Data about app and page elements
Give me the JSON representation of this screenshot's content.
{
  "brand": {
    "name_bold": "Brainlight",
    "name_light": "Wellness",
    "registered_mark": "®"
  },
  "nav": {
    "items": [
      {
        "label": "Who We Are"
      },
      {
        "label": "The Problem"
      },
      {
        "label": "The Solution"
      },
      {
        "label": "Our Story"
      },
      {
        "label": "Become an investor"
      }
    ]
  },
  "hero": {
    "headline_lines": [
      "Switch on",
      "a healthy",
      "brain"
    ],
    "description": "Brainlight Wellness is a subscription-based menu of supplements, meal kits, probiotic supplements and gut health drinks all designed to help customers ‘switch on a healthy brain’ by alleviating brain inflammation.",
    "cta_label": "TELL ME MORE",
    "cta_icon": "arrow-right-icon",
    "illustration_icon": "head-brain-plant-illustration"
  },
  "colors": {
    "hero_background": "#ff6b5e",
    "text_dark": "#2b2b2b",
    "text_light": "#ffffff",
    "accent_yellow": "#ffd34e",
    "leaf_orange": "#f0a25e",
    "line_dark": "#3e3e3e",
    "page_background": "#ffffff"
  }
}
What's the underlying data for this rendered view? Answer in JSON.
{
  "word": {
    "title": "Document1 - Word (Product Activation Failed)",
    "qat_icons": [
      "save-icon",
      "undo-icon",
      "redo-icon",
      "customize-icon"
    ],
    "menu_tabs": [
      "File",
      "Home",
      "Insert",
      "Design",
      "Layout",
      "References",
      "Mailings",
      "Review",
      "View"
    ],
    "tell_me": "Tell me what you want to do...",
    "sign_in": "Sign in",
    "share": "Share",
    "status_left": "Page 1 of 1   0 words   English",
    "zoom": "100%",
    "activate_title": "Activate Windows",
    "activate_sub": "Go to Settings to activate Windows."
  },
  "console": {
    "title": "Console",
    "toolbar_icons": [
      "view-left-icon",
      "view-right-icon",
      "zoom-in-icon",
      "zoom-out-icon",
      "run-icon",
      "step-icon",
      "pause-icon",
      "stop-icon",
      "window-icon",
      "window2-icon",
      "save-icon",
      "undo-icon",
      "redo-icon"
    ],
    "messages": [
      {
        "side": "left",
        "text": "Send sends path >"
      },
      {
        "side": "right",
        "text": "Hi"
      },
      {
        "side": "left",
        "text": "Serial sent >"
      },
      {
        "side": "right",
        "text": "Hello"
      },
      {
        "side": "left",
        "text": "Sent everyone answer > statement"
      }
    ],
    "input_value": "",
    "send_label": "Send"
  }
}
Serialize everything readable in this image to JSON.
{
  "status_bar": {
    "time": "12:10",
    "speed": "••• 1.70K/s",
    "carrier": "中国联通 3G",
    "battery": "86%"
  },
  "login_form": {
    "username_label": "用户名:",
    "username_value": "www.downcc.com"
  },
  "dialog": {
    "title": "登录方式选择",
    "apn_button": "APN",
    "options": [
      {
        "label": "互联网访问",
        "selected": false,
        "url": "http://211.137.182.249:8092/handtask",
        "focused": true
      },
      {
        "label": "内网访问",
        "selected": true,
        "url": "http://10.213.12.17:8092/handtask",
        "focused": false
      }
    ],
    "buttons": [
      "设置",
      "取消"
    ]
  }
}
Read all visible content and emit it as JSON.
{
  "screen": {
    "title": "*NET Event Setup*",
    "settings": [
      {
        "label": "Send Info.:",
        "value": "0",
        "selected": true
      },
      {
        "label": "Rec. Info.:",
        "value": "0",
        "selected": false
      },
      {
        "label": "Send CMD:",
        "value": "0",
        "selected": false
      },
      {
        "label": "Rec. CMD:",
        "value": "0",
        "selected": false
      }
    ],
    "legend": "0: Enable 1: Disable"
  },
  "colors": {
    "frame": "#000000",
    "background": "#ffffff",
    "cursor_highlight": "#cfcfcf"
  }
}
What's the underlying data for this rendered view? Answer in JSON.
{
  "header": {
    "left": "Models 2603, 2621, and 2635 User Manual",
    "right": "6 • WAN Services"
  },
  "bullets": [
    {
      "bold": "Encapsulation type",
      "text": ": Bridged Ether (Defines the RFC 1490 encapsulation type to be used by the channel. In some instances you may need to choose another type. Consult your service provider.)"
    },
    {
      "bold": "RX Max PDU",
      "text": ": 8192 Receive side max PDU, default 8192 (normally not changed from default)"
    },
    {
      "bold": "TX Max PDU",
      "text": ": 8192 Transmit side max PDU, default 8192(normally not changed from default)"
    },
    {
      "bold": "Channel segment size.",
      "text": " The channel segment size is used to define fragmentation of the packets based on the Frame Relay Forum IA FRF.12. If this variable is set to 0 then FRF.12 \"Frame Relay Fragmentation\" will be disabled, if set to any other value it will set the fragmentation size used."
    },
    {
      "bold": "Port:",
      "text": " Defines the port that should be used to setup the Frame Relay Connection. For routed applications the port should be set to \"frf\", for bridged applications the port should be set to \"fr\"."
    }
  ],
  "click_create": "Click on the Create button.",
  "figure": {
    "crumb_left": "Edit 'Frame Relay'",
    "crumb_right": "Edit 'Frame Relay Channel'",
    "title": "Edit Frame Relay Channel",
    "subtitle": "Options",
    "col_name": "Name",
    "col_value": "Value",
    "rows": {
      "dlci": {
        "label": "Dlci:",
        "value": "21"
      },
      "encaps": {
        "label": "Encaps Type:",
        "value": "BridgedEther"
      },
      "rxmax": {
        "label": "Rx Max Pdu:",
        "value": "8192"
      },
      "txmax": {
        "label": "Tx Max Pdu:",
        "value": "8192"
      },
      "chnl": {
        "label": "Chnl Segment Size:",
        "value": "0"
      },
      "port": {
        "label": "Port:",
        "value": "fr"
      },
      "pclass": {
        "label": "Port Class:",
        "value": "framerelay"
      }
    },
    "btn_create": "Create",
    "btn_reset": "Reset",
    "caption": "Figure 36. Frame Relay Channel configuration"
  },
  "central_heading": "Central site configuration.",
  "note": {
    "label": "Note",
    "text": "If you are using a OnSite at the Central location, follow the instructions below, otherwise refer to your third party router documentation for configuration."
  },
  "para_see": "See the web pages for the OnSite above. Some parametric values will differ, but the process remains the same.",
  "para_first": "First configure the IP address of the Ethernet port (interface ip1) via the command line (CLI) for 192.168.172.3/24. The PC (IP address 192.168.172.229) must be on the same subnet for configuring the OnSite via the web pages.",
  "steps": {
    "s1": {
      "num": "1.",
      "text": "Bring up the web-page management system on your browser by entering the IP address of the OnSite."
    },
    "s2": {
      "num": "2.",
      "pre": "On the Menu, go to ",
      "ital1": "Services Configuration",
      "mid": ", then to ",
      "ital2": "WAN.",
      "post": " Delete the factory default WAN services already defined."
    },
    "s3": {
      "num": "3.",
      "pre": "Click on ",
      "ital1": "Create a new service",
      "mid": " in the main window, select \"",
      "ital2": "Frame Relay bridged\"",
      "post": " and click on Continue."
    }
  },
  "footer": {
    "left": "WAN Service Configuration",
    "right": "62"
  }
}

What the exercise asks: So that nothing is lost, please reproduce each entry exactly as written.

Response box:
Give me the JSON representation of this screenshot's content.
{
  "brand": {
    "name_bold": "Brainlight",
    "name_light": "Wellness",
    "registered_mark": "®"
  },
  "nav": {
    "items": [
      {
        "label": "Who We Are"
      },
      {
        "label": "The Problem"
      },
      {
        "label": "The Solution"
      },
      {
        "label": "Our Story"
      },
      {
        "label": "Become an investor"
      }
    ]
  },
  "hero": {
    "headline_lines": [
      "Switch on",
      "a healthy",
      "brain"
    ],
    "description": "Brainlight Wellness is a subscription-based menu of supplements, meal kits, probiotic supplements and gut health drinks all designed to help customers ‘switch on a healthy brain’ by alleviating brain inflammation.",
    "cta_label": "TELL ME MORE",
    "cta_icon": "arrow-right-icon",
    "illustration_icon": "head-brain-plant-illustration"
  },
  "colors": {
    "hero_background": "#ff6b5e",
    "text_dark": "#2b2b2b",
    "text_light": "#ffffff",
    "accent_yellow": "#ffd34e",
    "leaf_orange": "#f0a25e",
    "line_dark": "#3e3e3e",
    "page_background": "#ffffff"
  }
}
What's the underlying data for this rendered view? Answer in JSON.
{
  "word": {
    "title": "Document1 - Word (Product Activation Failed)",
    "qat_icons": [
      "save-icon",
      "undo-icon",
      "redo-icon",
      "customize-icon"
    ],
    "menu_tabs": [
      "File",
      "Home",
      "Insert",
      "Design",
      "Layout",
      "References",
      "Mailings",
      "Review",
      "View"
    ],
    "tell_me": "Tell me what you want to do...",
    "sign_in": "Sign in",
    "share": "Share",
    "status_left": "Page 1 of 1   0 words   English",
    "zoom": "100%",
    "activate_title": "Activate Windows",
    "activate_sub": "Go to Settings to activate Windows."
  },
  "console": {
    "title": "Console",
    "toolbar_icons": [
      "view-left-icon",
      "view-right-icon",
      "zoom-in-icon",
      "zoom-out-icon",
      "run-icon",
      "step-icon",
      "pause-icon",
      "stop-icon",
      "window-icon",
      "window2-icon",
      "save-icon",
      "undo-icon",
      "redo-icon"
    ],
    "messages": [
      {
        "side": "left",
        "text": "Send sends path >"
      },
      {
        "side": "right",
        "text": "Hi"
      },
      {
        "side": "left",
        "text": "Serial sent >"
      },
      {
        "side": "right",
        "text": "Hello"
      },
      {
        "side": "left",
        "text": "Sent everyone answer > statement"
      }
    ],
    "input_value": "",
    "send_label": "Send"
  }
}
Serialize everything readable in this image to JSON.
{
  "status_bar": {
    "time": "12:10",
    "speed": "••• 1.70K/s",
    "carrier": "中国联通 3G",
    "battery": "86%"
  },
  "login_form": {
    "username_label": "用户名:",
    "username_value": "www.downcc.com"
  },
  "dialog": {
    "title": "登录方式选择",
    "apn_button": "APN",
    "options": [
      {
        "label": "互联网访问",
        "selected": false,
        "url": "http://211.137.182.249:8092/handtask",
        "focused": true
      },
      {
        "label": "内网访问",
        "selected": true,
        "url": "http://10.213.12.17:8092/handtask",
        "focused": false
      }
    ],
    "buttons": [
      "设置",
      "取消"
    ]
  }
}
Read all visible content and emit it as JSON.
{
  "screen": {
    "title": "*NET Event Setup*",
    "settings": [
      {
        "label": "Send Info.:",
        "value": "0",
        "selected": true
      },
      {
        "label": "Rec. Info.:",
        "value": "0",
        "selected": false
      },
      {
        "label": "Send CMD:",
        "value": "0",
        "selected": false
      },
      {
        "label": "Rec. CMD:",
        "value": "0",
        "selected": false
      }
    ],
    "legend": "0: Enable 1: Disable"
  },
  "colors": {
    "frame": "#000000",
    "background": "#ffffff",
    "cursor_highlight": "#cfcfcf"
  }
}
What's the underlying data for this rendered view? Answer in JSON.
{
  "header": {
    "left": "Models 2603, 2621, and 2635 User Manual",
    "right": "6 • WAN Services"
  },
  "bullets": [
    {
      "bold": "Encapsulation type",
      "text": ": Bridged Ether (Defines the RFC 1490 encapsulation type to be used by the channel. In some instances you may need to choose another type. Consult your service provider.)"
    },
    {
      "bold": "RX Max PDU",
      "text": ": 8192 Receive side max PDU, default 8192 (normally not changed from default)"
    },
    {
      "bold": "TX Max PDU",
      "text": ": 8192 Transmit side max PDU, default 8192(normally not changed from default)"
    },
    {
      "bold": "Channel segment size.",
      "text": " The channel segment size is used to define fragmentation of the packets based on the Frame Relay Forum IA FRF.12. If this variable is set to 0 then FRF.12 \"Frame Relay Fragmentation\" will be disabled, if set to any other value it will set the fragmentation size used."
    },
    {
      "bold": "Port:",
      "text": " Defines the port that should be used to setup the Frame Relay Connection. For routed applications the port should be set to \"frf\", for bridged applications the port should be set to \"fr\"."
    }
  ],
  "click_create": "Click on the Create button.",
  "figure": {
    "crumb_left": "Edit 'Frame Relay'",
    "crumb_right": "Edit 'Frame Relay Channel'",
    "title": "Edit Frame Relay Channel",
    "subtitle": "Options",
    "col_name": "Name",
    "col_value": "Value",
    "rows": {
      "dlci": {
        "label": "Dlci:",
        "value": "21"
      },
      "encaps": {
        "label": "Encaps Type:",
        "value": "BridgedEther"
      },
      "rxmax": {
        "label": "Rx Max Pdu:",
        "value": "8192"
      },
      "txmax": {
        "label": "Tx Max Pdu:",
        "value": "8192"
      },
      "chnl": {
        "label": "Chnl Segment Size:",
        "value": "0"
      },
      "port": {
        "label": "Port:",
        "value": "fr"
      },
      "pclass": {
        "label": "Port Class:",
        "value": "framerelay"
      }
    },
    "btn_create": "Create",
    "btn_reset": "Reset",
    "caption": "Figure 36. Frame Relay Channel configuration"
  },
  "central_heading": "Central site configuration.",
  "note": {
    "label": "Note",
    "text": "If you are using a OnSite at the Central location, follow the instructions below, otherwise refer to your third party router documentation for configuration."
  },
  "para_see": "See the web pages for the OnSite above. Some parametric values will differ, but the process remains the same.",
  "para_first": "First configure the IP address of the Ethernet port (interface ip1) via the command line (CLI) for 192.168.172.3/24. The PC (IP address 192.168.172.229) must be on the same subnet for configuring the OnSite via the web pages.",
  "steps": {
    "s1": {
      "num": "1.",
      "text": "Bring up the web-page management system on your browser by entering the IP address of the OnSite."
    },
    "s2": {
      "num": "2.",
      "pre": "On the Menu, go to ",
      "ital1": "Services Configuration",
      "mid": ", then to ",
      "ital2": "WAN.",
      "post": " Delete the factory default WAN services already defined."
    },
    "s3": {
      "num": "3.",
      "pre": "Click on ",
      "ital1": "Create a new service",
      "mid": " in the main window, select \"",
      "ital2": "Frame Relay bridged\"",
      "post": " and click on Continue."
    }
  },
  "footer": {
    "left": "WAN Service Configuration",
    "right": "62"
  }
}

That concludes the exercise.